[Element data from apps and pages]
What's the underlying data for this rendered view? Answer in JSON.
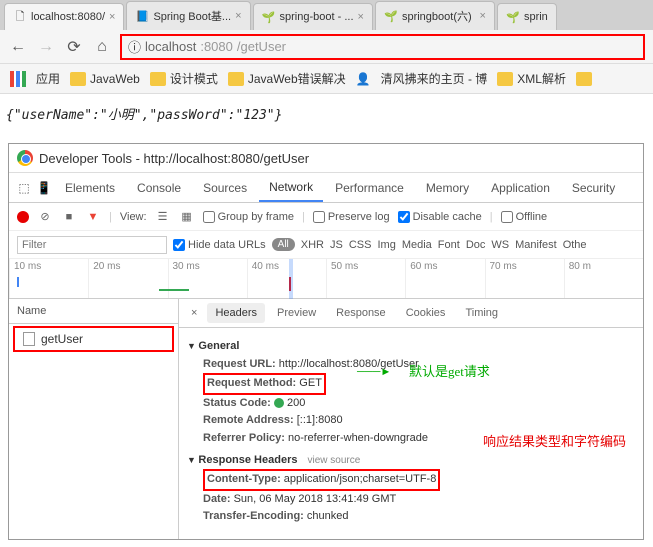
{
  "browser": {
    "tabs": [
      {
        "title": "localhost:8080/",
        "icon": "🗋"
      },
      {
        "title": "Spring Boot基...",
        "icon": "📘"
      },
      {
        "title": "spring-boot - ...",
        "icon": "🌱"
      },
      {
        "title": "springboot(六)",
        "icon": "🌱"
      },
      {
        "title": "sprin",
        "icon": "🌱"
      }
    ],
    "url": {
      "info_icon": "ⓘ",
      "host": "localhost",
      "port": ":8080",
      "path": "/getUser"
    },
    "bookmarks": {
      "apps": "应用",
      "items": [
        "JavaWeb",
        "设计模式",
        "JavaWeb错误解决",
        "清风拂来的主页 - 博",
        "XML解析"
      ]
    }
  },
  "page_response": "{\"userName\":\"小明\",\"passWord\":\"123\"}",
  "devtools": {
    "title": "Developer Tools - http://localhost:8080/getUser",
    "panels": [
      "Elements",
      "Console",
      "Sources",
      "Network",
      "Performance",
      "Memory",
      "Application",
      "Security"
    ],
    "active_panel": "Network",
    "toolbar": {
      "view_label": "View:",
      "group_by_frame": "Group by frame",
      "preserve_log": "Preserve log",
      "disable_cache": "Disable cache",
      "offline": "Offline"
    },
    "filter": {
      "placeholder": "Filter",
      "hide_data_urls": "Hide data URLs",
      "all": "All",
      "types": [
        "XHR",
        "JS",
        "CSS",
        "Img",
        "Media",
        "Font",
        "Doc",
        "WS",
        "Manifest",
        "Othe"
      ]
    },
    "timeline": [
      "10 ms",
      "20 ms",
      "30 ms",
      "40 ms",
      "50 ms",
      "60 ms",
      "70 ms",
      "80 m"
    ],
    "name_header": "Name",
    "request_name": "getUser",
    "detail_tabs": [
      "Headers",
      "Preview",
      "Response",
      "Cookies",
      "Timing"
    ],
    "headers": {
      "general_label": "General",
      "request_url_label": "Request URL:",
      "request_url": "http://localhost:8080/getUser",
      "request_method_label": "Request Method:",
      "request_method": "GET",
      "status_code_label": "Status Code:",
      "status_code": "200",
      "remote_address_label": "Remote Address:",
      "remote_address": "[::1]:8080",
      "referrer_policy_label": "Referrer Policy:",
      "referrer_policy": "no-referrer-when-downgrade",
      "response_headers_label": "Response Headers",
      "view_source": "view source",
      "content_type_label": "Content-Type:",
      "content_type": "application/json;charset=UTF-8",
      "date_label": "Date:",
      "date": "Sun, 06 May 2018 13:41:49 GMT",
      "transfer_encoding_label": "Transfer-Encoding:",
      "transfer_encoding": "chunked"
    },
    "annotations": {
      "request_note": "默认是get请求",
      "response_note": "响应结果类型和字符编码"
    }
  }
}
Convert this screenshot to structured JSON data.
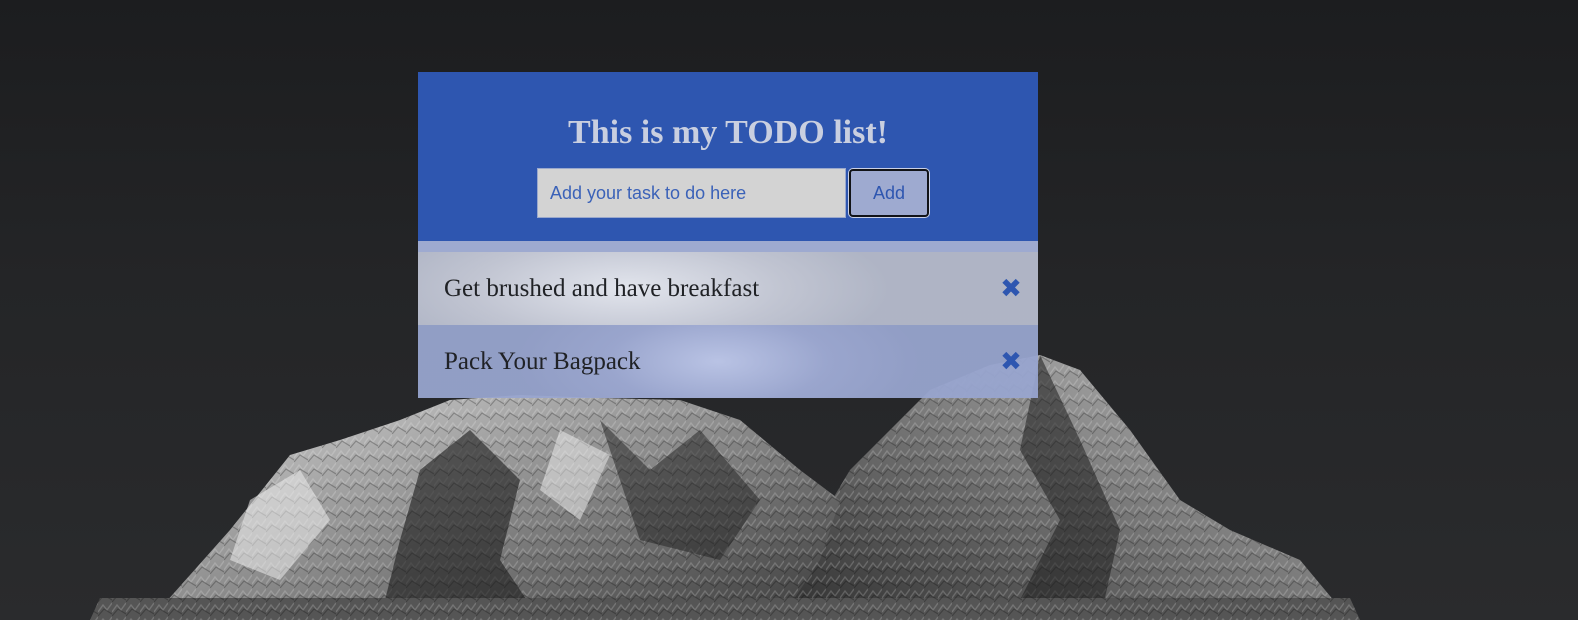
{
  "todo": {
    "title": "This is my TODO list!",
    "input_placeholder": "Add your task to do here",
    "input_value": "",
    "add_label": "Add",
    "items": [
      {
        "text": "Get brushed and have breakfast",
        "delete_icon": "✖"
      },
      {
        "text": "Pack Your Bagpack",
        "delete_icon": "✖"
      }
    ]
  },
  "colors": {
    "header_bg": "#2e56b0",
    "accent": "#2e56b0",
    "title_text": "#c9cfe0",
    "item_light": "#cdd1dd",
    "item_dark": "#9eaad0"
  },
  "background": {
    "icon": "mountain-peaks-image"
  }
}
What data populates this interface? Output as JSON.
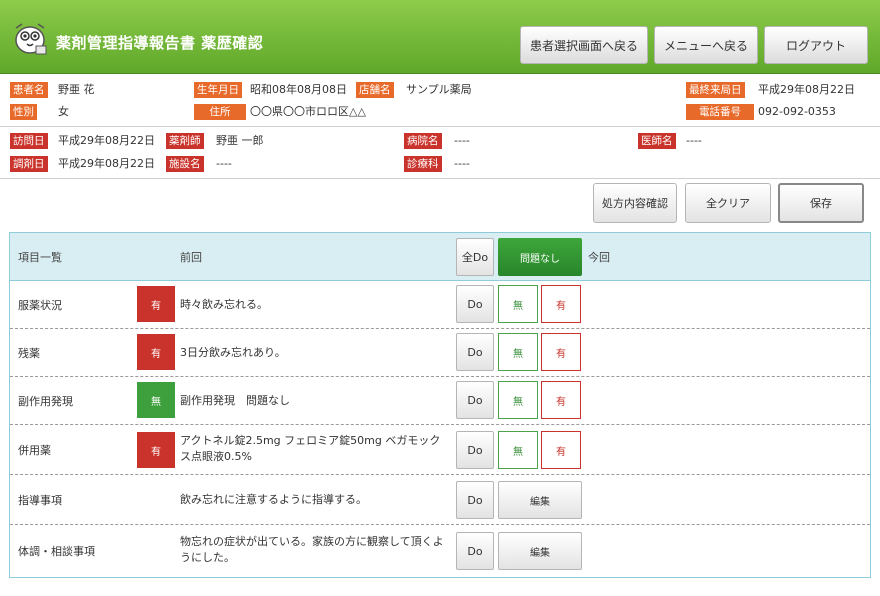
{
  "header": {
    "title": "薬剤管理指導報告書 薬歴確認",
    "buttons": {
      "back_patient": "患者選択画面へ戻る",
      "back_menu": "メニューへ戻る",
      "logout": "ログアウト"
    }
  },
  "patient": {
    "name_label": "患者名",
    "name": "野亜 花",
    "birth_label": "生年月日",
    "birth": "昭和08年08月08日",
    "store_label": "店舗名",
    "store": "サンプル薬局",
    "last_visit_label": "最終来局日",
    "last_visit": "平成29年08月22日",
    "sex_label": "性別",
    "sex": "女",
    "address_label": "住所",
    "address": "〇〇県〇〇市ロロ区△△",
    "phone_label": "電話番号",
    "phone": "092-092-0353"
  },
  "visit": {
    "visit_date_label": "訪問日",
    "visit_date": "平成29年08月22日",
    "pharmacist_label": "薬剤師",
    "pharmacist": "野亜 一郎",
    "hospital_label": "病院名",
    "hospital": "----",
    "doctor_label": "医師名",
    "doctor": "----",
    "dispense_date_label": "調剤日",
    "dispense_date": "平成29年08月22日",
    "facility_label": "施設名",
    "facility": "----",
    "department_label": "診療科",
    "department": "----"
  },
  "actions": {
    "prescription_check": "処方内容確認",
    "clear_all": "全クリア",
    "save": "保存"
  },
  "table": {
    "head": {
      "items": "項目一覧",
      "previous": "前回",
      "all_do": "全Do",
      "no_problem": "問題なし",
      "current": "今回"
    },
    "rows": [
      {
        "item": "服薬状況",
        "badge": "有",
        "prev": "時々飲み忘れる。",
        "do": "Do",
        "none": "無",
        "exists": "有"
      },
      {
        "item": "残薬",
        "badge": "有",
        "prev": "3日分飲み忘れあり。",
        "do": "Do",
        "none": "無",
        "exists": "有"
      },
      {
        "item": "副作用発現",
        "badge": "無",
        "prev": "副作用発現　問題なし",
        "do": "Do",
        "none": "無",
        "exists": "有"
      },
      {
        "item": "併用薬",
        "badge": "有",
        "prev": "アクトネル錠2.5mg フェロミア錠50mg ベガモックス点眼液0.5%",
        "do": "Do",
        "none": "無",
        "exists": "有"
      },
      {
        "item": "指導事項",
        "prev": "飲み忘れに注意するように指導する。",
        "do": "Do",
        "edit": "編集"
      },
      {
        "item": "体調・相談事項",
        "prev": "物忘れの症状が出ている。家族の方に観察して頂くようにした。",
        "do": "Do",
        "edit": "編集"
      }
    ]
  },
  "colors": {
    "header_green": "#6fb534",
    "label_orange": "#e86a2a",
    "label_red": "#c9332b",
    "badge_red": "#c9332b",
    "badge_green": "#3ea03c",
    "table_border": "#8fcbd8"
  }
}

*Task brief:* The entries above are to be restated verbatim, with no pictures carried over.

*Your response:*
What's the underlying data for this rendered view? Answer in JSON.
{
  "browser": {
    "tabs": [
      {
        "title": "localhost:8080/",
        "icon": "🗋"
      },
      {
        "title": "Spring Boot基...",
        "icon": "📘"
      },
      {
        "title": "spring-boot - ...",
        "icon": "🌱"
      },
      {
        "title": "springboot(六)",
        "icon": "🌱"
      },
      {
        "title": "sprin",
        "icon": "🌱"
      }
    ],
    "url": {
      "info_icon": "ⓘ",
      "host": "localhost",
      "port": ":8080",
      "path": "/getUser"
    },
    "bookmarks": {
      "apps": "应用",
      "items": [
        "JavaWeb",
        "设计模式",
        "JavaWeb错误解决",
        "清风拂来的主页 - 博",
        "XML解析"
      ]
    }
  },
  "page_response": "{\"userName\":\"小明\",\"passWord\":\"123\"}",
  "devtools": {
    "title": "Developer Tools - http://localhost:8080/getUser",
    "panels": [
      "Elements",
      "Console",
      "Sources",
      "Network",
      "Performance",
      "Memory",
      "Application",
      "Security"
    ],
    "active_panel": "Network",
    "toolbar": {
      "view_label": "View:",
      "group_by_frame": "Group by frame",
      "preserve_log": "Preserve log",
      "disable_cache": "Disable cache",
      "offline": "Offline"
    },
    "filter": {
      "placeholder": "Filter",
      "hide_data_urls": "Hide data URLs",
      "all": "All",
      "types": [
        "XHR",
        "JS",
        "CSS",
        "Img",
        "Media",
        "Font",
        "Doc",
        "WS",
        "Manifest",
        "Othe"
      ]
    },
    "timeline": [
      "10 ms",
      "20 ms",
      "30 ms",
      "40 ms",
      "50 ms",
      "60 ms",
      "70 ms",
      "80 m"
    ],
    "name_header": "Name",
    "request_name": "getUser",
    "detail_tabs": [
      "Headers",
      "Preview",
      "Response",
      "Cookies",
      "Timing"
    ],
    "headers": {
      "general_label": "General",
      "request_url_label": "Request URL:",
      "request_url": "http://localhost:8080/getUser",
      "request_method_label": "Request Method:",
      "request_method": "GET",
      "status_code_label": "Status Code:",
      "status_code": "200",
      "remote_address_label": "Remote Address:",
      "remote_address": "[::1]:8080",
      "referrer_policy_label": "Referrer Policy:",
      "referrer_policy": "no-referrer-when-downgrade",
      "response_headers_label": "Response Headers",
      "view_source": "view source",
      "content_type_label": "Content-Type:",
      "content_type": "application/json;charset=UTF-8",
      "date_label": "Date:",
      "date": "Sun, 06 May 2018 13:41:49 GMT",
      "transfer_encoding_label": "Transfer-Encoding:",
      "transfer_encoding": "chunked"
    },
    "annotations": {
      "request_note": "默认是get请求",
      "response_note": "响应结果类型和字符编码"
    }
  }
}
Convert this screenshot to structured JSON data.
{
  "todo": {
    "title": "This is my TODO list!",
    "input_placeholder": "Add your task to do here",
    "input_value": "",
    "add_label": "Add",
    "items": [
      {
        "text": "Get brushed and have breakfast",
        "delete_icon": "✖"
      },
      {
        "text": "Pack Your Bagpack",
        "delete_icon": "✖"
      }
    ]
  },
  "colors": {
    "header_bg": "#2e56b0",
    "accent": "#2e56b0",
    "title_text": "#c9cfe0",
    "item_light": "#cdd1dd",
    "item_dark": "#9eaad0"
  },
  "background": {
    "icon": "mountain-peaks-image"
  }
}
What data populates this interface? Output as JSON.
{
  "header": {
    "title": "薬剤管理指導報告書 薬歴確認",
    "buttons": {
      "back_patient": "患者選択画面へ戻る",
      "back_menu": "メニューへ戻る",
      "logout": "ログアウト"
    }
  },
  "patient": {
    "name_label": "患者名",
    "name": "野亜 花",
    "birth_label": "生年月日",
    "birth": "昭和08年08月08日",
    "store_label": "店舗名",
    "store": "サンプル薬局",
    "last_visit_label": "最終来局日",
    "last_visit": "平成29年08月22日",
    "sex_label": "性別",
    "sex": "女",
    "address_label": "住所",
    "address": "〇〇県〇〇市ロロ区△△",
    "phone_label": "電話番号",
    "phone": "092-092-0353"
  },
  "visit": {
    "visit_date_label": "訪問日",
    "visit_date": "平成29年08月22日",
    "pharmacist_label": "薬剤師",
    "pharmacist": "野亜 一郎",
    "hospital_label": "病院名",
    "hospital": "----",
    "doctor_label": "医師名",
    "doctor": "----",
    "dispense_date_label": "調剤日",
    "dispense_date": "平成29年08月22日",
    "facility_label": "施設名",
    "facility": "----",
    "department_label": "診療科",
    "department": "----"
  },
  "actions": {
    "prescription_check": "処方内容確認",
    "clear_all": "全クリア",
    "save": "保存"
  },
  "table": {
    "head": {
      "items": "項目一覧",
      "previous": "前回",
      "all_do": "全Do",
      "no_problem": "問題なし",
      "current": "今回"
    },
    "rows": [
      {
        "item": "服薬状況",
        "badge": "有",
        "prev": "時々飲み忘れる。",
        "do": "Do",
        "none": "無",
        "exists": "有"
      },
      {
        "item": "残薬",
        "badge": "有",
        "prev": "3日分飲み忘れあり。",
        "do": "Do",
        "none": "無",
        "exists": "有"
      },
      {
        "item": "副作用発現",
        "badge": "無",
        "prev": "副作用発現　問題なし",
        "do": "Do",
        "none": "無",
        "exists": "有"
      },
      {
        "item": "併用薬",
        "badge": "有",
        "prev": "アクトネル錠2.5mg フェロミア錠50mg ベガモックス点眼液0.5%",
        "do": "Do",
        "none": "無",
        "exists": "有"
      },
      {
        "item": "指導事項",
        "prev": "飲み忘れに注意するように指導する。",
        "do": "Do",
        "edit": "編集"
      },
      {
        "item": "体調・相談事項",
        "prev": "物忘れの症状が出ている。家族の方に観察して頂くようにした。",
        "do": "Do",
        "edit": "編集"
      }
    ]
  },
  "colors": {
    "header_green": "#6fb534",
    "label_orange": "#e86a2a",
    "label_red": "#c9332b",
    "badge_red": "#c9332b",
    "badge_green": "#3ea03c",
    "table_border": "#8fcbd8"
  }
}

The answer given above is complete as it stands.